## What to work on
Beginning with the line that holds "Output a JSON" and ending with the last line below, repeat each line exactly, leaving any pictures out.

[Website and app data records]
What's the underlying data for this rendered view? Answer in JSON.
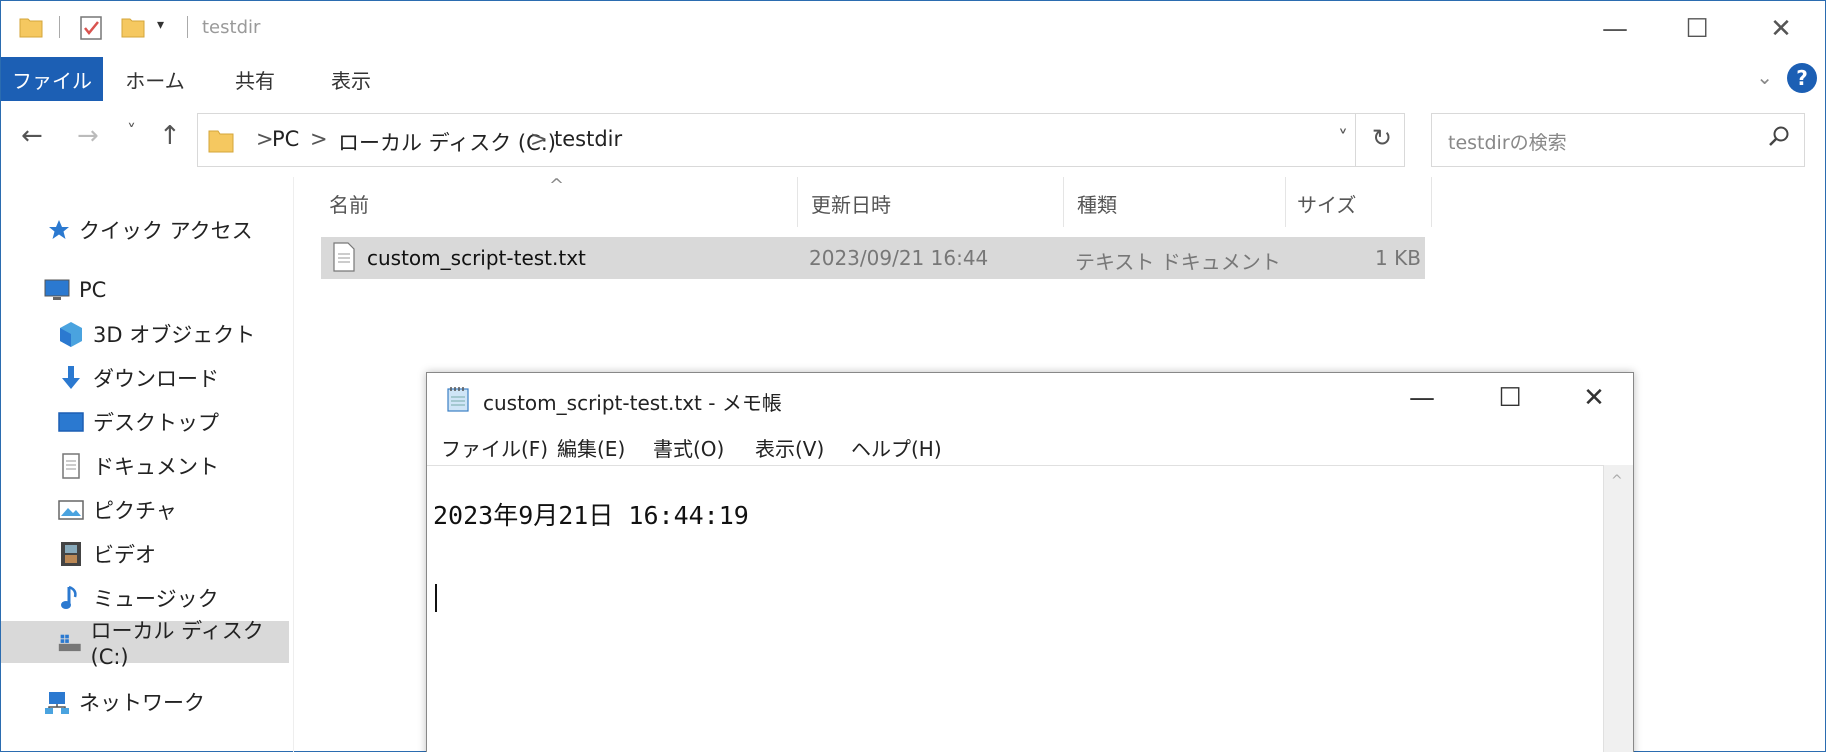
{
  "explorer": {
    "title": "testdir",
    "window_controls": {
      "minimize": "—",
      "maximize": "☐",
      "close": "✕"
    },
    "ribbon": {
      "tabs": [
        "ファイル",
        "ホーム",
        "共有",
        "表示"
      ],
      "help": "?"
    },
    "nav": {
      "back": "←",
      "forward": "→",
      "recent": "˅",
      "up": "↑"
    },
    "address": {
      "crumbs": [
        "PC",
        "ローカル ディスク (C:)",
        "testdir"
      ],
      "separator": ">",
      "dropdown": "˅",
      "refresh": "↻"
    },
    "search": {
      "placeholder": "testdirの検索"
    },
    "sidebar": {
      "items": [
        {
          "label": "クイック アクセス",
          "icon": "star-icon"
        },
        {
          "label": "PC",
          "icon": "monitor-icon"
        },
        {
          "label": "3D オブジェクト",
          "icon": "cube-icon"
        },
        {
          "label": "ダウンロード",
          "icon": "download-arrow-icon"
        },
        {
          "label": "デスクトップ",
          "icon": "desktop-icon"
        },
        {
          "label": "ドキュメント",
          "icon": "document-icon"
        },
        {
          "label": "ピクチャ",
          "icon": "picture-icon"
        },
        {
          "label": "ビデオ",
          "icon": "film-icon"
        },
        {
          "label": "ミュージック",
          "icon": "music-note-icon"
        },
        {
          "label": "ローカル ディスク (C:)",
          "icon": "drive-icon",
          "selected": true
        },
        {
          "label": "ネットワーク",
          "icon": "network-icon"
        }
      ]
    },
    "columns": [
      "名前",
      "更新日時",
      "種類",
      "サイズ"
    ],
    "sort_indicator": "^",
    "files": [
      {
        "name": "custom_script-test.txt",
        "modified": "2023/09/21 16:44",
        "type": "テキスト ドキュメント",
        "size": "1 KB"
      }
    ]
  },
  "notepad": {
    "title": "custom_script-test.txt - メモ帳",
    "window_controls": {
      "minimize": "—",
      "maximize": "☐",
      "close": "✕"
    },
    "menu": [
      "ファイル(F)",
      "編集(E)",
      "書式(O)",
      "表示(V)",
      "ヘルプ(H)"
    ],
    "content": "2023年9月21日 16:44:19",
    "scroll_up": "^"
  },
  "colors": {
    "accent": "#1c5fb4",
    "selection": "#d9d9d9",
    "folder": "#f5c860"
  }
}
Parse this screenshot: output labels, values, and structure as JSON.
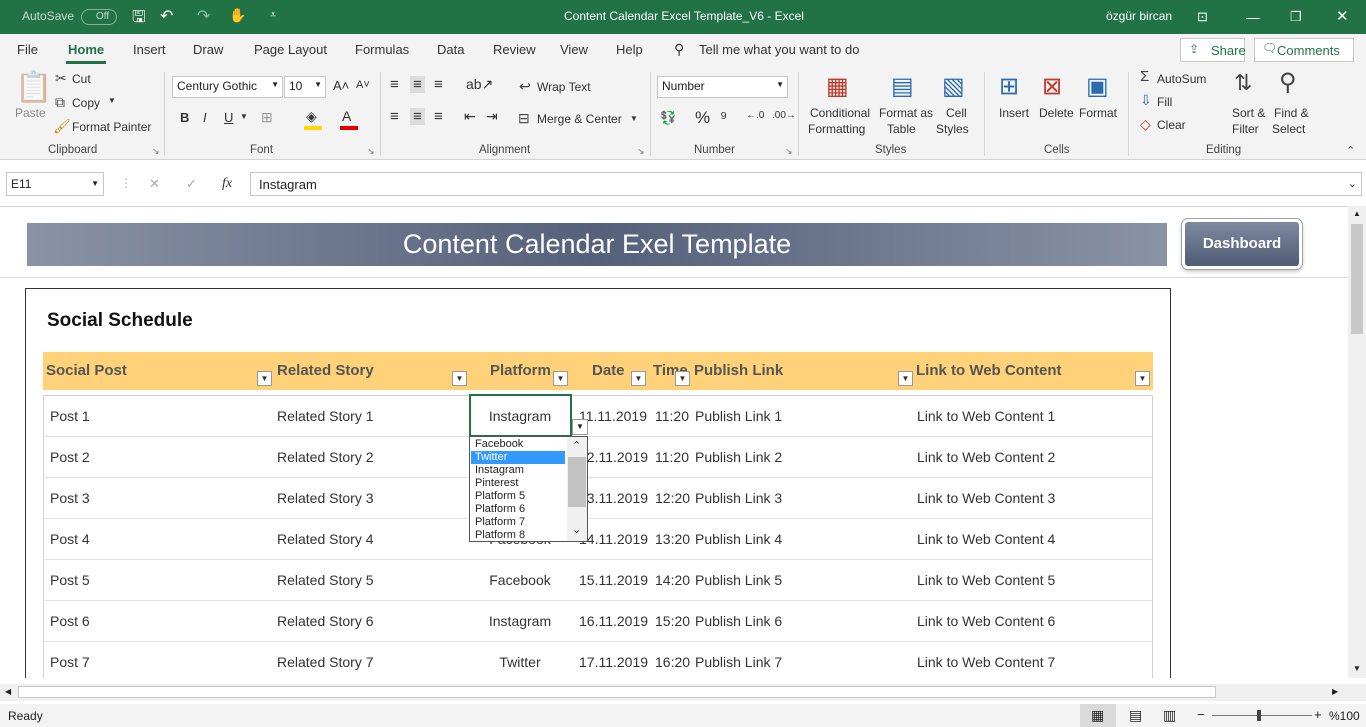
{
  "titlebar": {
    "autosave_label": "AutoSave",
    "autosave_state": "Off",
    "title": "Content Calendar Excel Template_V6  -  Excel",
    "user": "özgür bircan"
  },
  "menu": {
    "tabs": [
      "File",
      "Home",
      "Insert",
      "Draw",
      "Page Layout",
      "Formulas",
      "Data",
      "Review",
      "View",
      "Help"
    ],
    "active": "Home",
    "tell_me": "Tell me what you want to do",
    "share": "Share",
    "comments": "Comments"
  },
  "ribbon": {
    "clipboard": {
      "paste": "Paste",
      "cut": "Cut",
      "copy": "Copy",
      "format_painter": "Format Painter",
      "group": "Clipboard"
    },
    "font": {
      "name": "Century Gothic",
      "size": "10",
      "bold": "B",
      "italic": "I",
      "underline": "U",
      "group": "Font"
    },
    "alignment": {
      "wrap": "Wrap Text",
      "merge": "Merge & Center",
      "group": "Alignment"
    },
    "number": {
      "format": "Number",
      "group": "Number"
    },
    "styles": {
      "conditional_1": "Conditional",
      "conditional_2": "Formatting",
      "table_1": "Format as",
      "table_2": "Table",
      "cell_1": "Cell",
      "cell_2": "Styles",
      "group": "Styles"
    },
    "cells": {
      "insert": "Insert",
      "delete": "Delete",
      "format": "Format",
      "group": "Cells"
    },
    "editing": {
      "autosum": "AutoSum",
      "fill": "Fill",
      "clear": "Clear",
      "sort_1": "Sort &",
      "sort_2": "Filter",
      "find_1": "Find &",
      "find_2": "Select",
      "group": "Editing"
    }
  },
  "formula_bar": {
    "name_box": "E11",
    "fx": "fx",
    "value": "Instagram"
  },
  "sheet": {
    "banner": "Content Calendar Exel Template",
    "dashboard_button": "Dashboard",
    "section_title": "Social Schedule",
    "headers": [
      "Social Post",
      "Related Story",
      "Platform",
      "Date",
      "Time",
      "Publish Link",
      "Link to Web Content"
    ],
    "rows": [
      {
        "post": "Post 1",
        "story": "Related Story 1",
        "platform": "Instagram",
        "date": "11.11.2019",
        "time": "11:20",
        "publish": "Publish Link 1",
        "web": "Link to Web Content 1"
      },
      {
        "post": "Post 2",
        "story": "Related Story 2",
        "platform": "",
        "date": "12.11.2019",
        "time": "11:20",
        "publish": "Publish Link 2",
        "web": "Link to Web Content 2"
      },
      {
        "post": "Post 3",
        "story": "Related Story 3",
        "platform": "",
        "date": "13.11.2019",
        "time": "12:20",
        "publish": "Publish Link 3",
        "web": "Link to Web Content 3"
      },
      {
        "post": "Post 4",
        "story": "Related Story 4",
        "platform": "Facebook",
        "date": "14.11.2019",
        "time": "13:20",
        "publish": "Publish Link 4",
        "web": "Link to Web Content 4"
      },
      {
        "post": "Post 5",
        "story": "Related Story 5",
        "platform": "Facebook",
        "date": "15.11.2019",
        "time": "14:20",
        "publish": "Publish Link 5",
        "web": "Link to Web Content 5"
      },
      {
        "post": "Post 6",
        "story": "Related Story 6",
        "platform": "Instagram",
        "date": "16.11.2019",
        "time": "15:20",
        "publish": "Publish Link 6",
        "web": "Link to Web Content 6"
      },
      {
        "post": "Post 7",
        "story": "Related Story 7",
        "platform": "Twitter",
        "date": "17.11.2019",
        "time": "16:20",
        "publish": "Publish Link 7",
        "web": "Link to Web Content 7"
      }
    ]
  },
  "dropdown": {
    "options": [
      "Facebook",
      "Twitter",
      "Instagram",
      "Pinterest",
      "Platform 5",
      "Platform 6",
      "Platform 7",
      "Platform 8"
    ],
    "highlighted": "Twitter"
  },
  "status": {
    "ready": "Ready",
    "zoom": "%100"
  },
  "colors": {
    "excel_green": "#217346",
    "header_fill": "#ffd27a",
    "banner": "#55607a",
    "highlight": "#3399ff"
  }
}
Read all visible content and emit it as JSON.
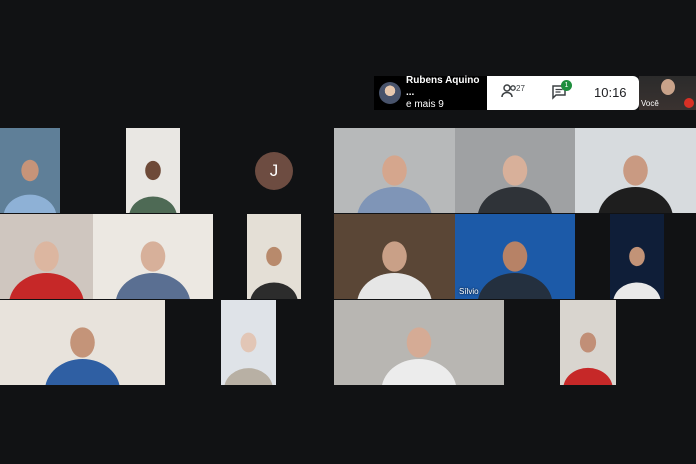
{
  "meeting": {
    "speaker_name": "Rubens Aquino ...",
    "speaker_more": "e mais 9",
    "participants_count": "27",
    "chat_unread": "1",
    "clock": "10:16",
    "self_label": "Você"
  },
  "avatar_tile": {
    "initial": "J"
  },
  "tiles": [
    {
      "id": "p1",
      "name": "",
      "bg": "#5f7f98",
      "skin": "#c79479",
      "shirt": "#8eb1d6"
    },
    {
      "id": "p2",
      "name": "",
      "bg": "#e9e7e3",
      "skin": "#6e4a38",
      "shirt": "#4e6a55"
    },
    {
      "id": "p3",
      "name": "",
      "bg": "#cfc6bf",
      "skin": "#dcb6a0",
      "shirt": "#c62828"
    },
    {
      "id": "p4",
      "name": "",
      "bg": "#ece8e2",
      "skin": "#d7b09a",
      "shirt": "#5a6f92"
    },
    {
      "id": "p5",
      "name": "",
      "bg": "#e4dfd6",
      "skin": "#b88a6c",
      "shirt": "#2c2c2c"
    },
    {
      "id": "p6",
      "name": "",
      "bg": "#e8e3dc",
      "skin": "#c49479",
      "shirt": "#2f5fa3"
    },
    {
      "id": "p7",
      "name": "",
      "bg": "#dfe3e8",
      "skin": "#e2c6b6",
      "shirt": "#b8b0a4"
    },
    {
      "id": "p8",
      "name": "",
      "bg": "#b7b9ba",
      "skin": "#d5a68d",
      "shirt": "#7f95b7"
    },
    {
      "id": "p9",
      "name": "",
      "bg": "#9fa1a3",
      "skin": "#d8b09a",
      "shirt": "#2f3338"
    },
    {
      "id": "p10",
      "name": "",
      "bg": "#d7dbde",
      "skin": "#c99a82",
      "shirt": "#1e1e1e"
    },
    {
      "id": "p11",
      "name": "",
      "bg": "#5a4636",
      "skin": "#c9a087",
      "shirt": "#e6e6e6"
    },
    {
      "id": "p12",
      "name": "Sílvio",
      "bg": "#1c5aa8",
      "skin": "#b78266",
      "shirt": "#24303f"
    },
    {
      "id": "p13",
      "name": "",
      "bg": "#0f1e38",
      "skin": "#c29377",
      "shirt": "#e9e9e9"
    },
    {
      "id": "p14",
      "name": "",
      "bg": "#b8b6b2",
      "skin": "#d5ab95",
      "shirt": "#ececec"
    },
    {
      "id": "p15",
      "name": "",
      "bg": "#d9d5cf",
      "skin": "#c18f77",
      "shirt": "#c62828"
    }
  ]
}
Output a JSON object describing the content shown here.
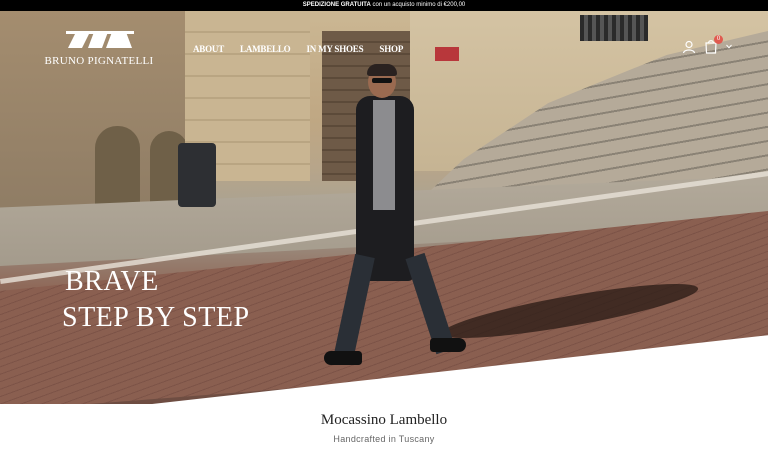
{
  "announcement": {
    "bold": "SPEDIZIONE GRATUITA",
    "rest": " con un acquisto minimo di €200,00"
  },
  "brand": {
    "name": "BRUNO PIGNATELLI",
    "logo_icon": "brand-monogram-icon"
  },
  "nav": {
    "items": [
      {
        "label": "ABOUT"
      },
      {
        "label": "LAMBELLO"
      },
      {
        "label": "IN MY SHOES"
      },
      {
        "label": "SHOP"
      }
    ]
  },
  "header_icons": {
    "account_icon": "user-icon",
    "cart_icon": "bag-icon",
    "cart_count": "0",
    "dropdown_icon": "chevron-down-icon"
  },
  "hero": {
    "headline_line1": "BRAVE",
    "headline_line2": "STEP BY STEP"
  },
  "product": {
    "title": "Mocassino Lambello",
    "subtitle": "Handcrafted in Tuscany"
  },
  "colors": {
    "topbar_bg": "#000000",
    "badge": "#e05a4f",
    "text_light": "#ffffff",
    "text_dark": "#222222"
  }
}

## The answer
Output a JSON object describing the content shown here.
{
  "announcement": {
    "bold": "SPEDIZIONE GRATUITA",
    "rest": " con un acquisto minimo di €200,00"
  },
  "brand": {
    "name": "BRUNO PIGNATELLI",
    "logo_icon": "brand-monogram-icon"
  },
  "nav": {
    "items": [
      {
        "label": "ABOUT"
      },
      {
        "label": "LAMBELLO"
      },
      {
        "label": "IN MY SHOES"
      },
      {
        "label": "SHOP"
      }
    ]
  },
  "header_icons": {
    "account_icon": "user-icon",
    "cart_icon": "bag-icon",
    "cart_count": "0",
    "dropdown_icon": "chevron-down-icon"
  },
  "hero": {
    "headline_line1": "BRAVE",
    "headline_line2": "STEP BY STEP"
  },
  "product": {
    "title": "Mocassino Lambello",
    "subtitle": "Handcrafted in Tuscany"
  },
  "colors": {
    "topbar_bg": "#000000",
    "badge": "#e05a4f",
    "text_light": "#ffffff",
    "text_dark": "#222222"
  }
}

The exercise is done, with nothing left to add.